What is expected: Copy out, from the data below, each line in which the word "Save" occurs.

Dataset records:
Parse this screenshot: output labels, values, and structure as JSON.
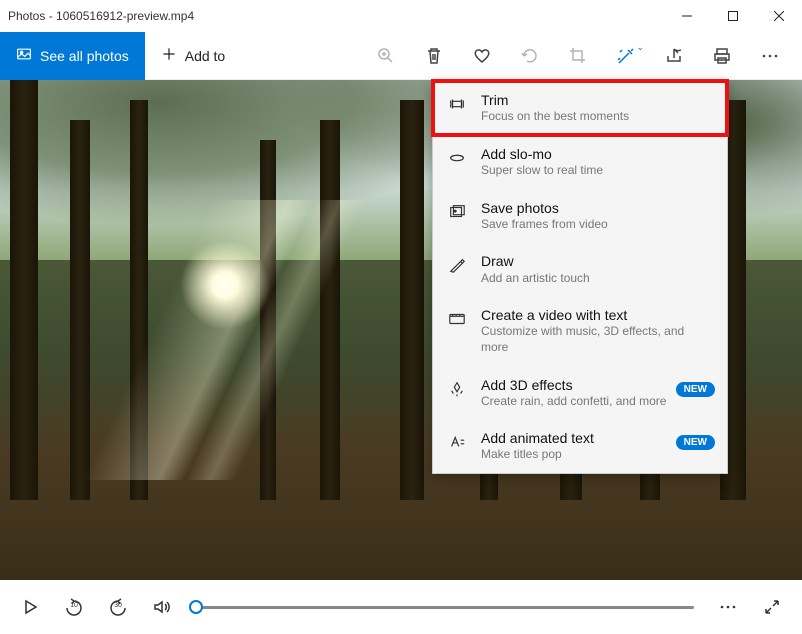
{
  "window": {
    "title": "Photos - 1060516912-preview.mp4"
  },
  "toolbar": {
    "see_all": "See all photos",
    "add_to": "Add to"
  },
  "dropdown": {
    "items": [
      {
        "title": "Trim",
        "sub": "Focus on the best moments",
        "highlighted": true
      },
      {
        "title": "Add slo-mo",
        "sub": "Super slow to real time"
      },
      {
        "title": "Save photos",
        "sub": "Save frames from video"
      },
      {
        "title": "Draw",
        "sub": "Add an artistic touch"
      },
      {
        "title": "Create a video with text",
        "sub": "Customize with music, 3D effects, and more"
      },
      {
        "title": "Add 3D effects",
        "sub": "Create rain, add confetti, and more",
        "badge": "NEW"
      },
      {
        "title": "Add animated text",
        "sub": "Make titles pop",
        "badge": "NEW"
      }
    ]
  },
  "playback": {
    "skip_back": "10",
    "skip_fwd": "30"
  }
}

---

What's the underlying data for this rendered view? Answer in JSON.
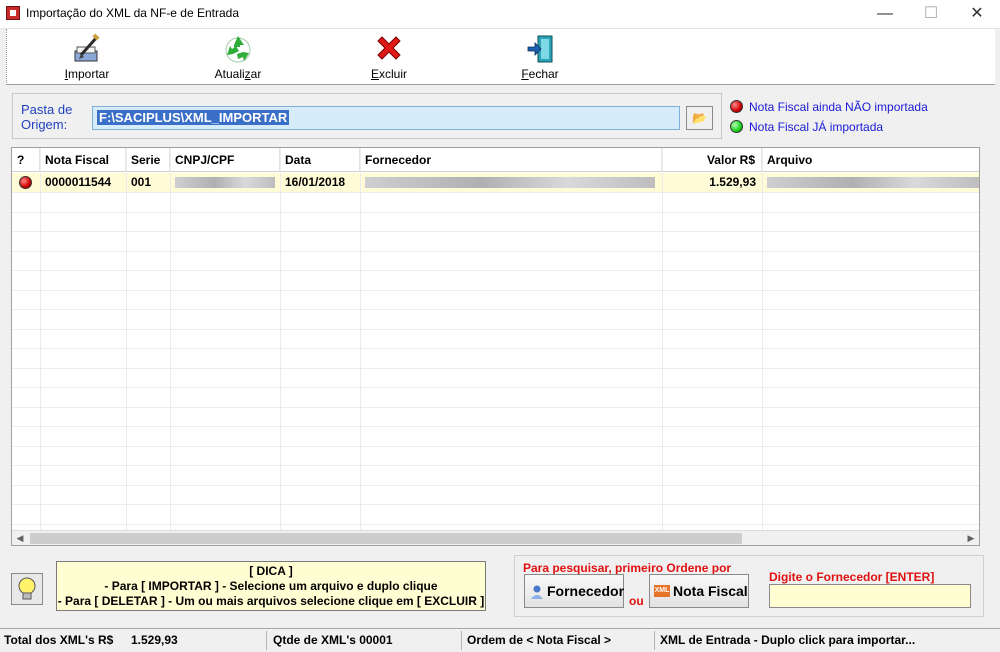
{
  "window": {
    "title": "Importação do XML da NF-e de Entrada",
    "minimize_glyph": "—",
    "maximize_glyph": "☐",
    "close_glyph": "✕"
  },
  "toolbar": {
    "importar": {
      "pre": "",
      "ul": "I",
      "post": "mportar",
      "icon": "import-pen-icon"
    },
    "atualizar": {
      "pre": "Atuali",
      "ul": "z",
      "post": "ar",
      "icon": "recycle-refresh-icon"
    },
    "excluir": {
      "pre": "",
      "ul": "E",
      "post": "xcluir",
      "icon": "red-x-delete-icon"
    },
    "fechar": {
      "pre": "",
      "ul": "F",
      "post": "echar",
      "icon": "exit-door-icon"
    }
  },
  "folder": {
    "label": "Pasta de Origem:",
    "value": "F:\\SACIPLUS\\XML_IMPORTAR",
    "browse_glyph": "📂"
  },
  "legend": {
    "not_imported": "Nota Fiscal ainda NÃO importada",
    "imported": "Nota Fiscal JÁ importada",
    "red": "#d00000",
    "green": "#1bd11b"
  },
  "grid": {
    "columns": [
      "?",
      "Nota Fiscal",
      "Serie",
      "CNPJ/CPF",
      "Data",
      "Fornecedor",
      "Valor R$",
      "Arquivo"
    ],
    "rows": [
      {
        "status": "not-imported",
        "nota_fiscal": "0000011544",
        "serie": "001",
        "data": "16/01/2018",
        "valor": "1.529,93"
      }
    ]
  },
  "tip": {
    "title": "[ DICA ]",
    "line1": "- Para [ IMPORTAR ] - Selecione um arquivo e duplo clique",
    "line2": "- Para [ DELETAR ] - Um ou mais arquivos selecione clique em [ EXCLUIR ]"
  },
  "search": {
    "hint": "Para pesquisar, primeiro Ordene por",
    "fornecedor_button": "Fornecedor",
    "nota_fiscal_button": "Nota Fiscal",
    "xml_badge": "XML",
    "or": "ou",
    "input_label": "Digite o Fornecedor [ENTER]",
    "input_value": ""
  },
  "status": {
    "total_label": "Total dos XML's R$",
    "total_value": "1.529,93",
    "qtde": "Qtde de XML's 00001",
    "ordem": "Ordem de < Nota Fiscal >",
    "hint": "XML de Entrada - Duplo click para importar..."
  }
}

Answer to this task:
        "title": "Save photos",
        "sub": "Save frames from video"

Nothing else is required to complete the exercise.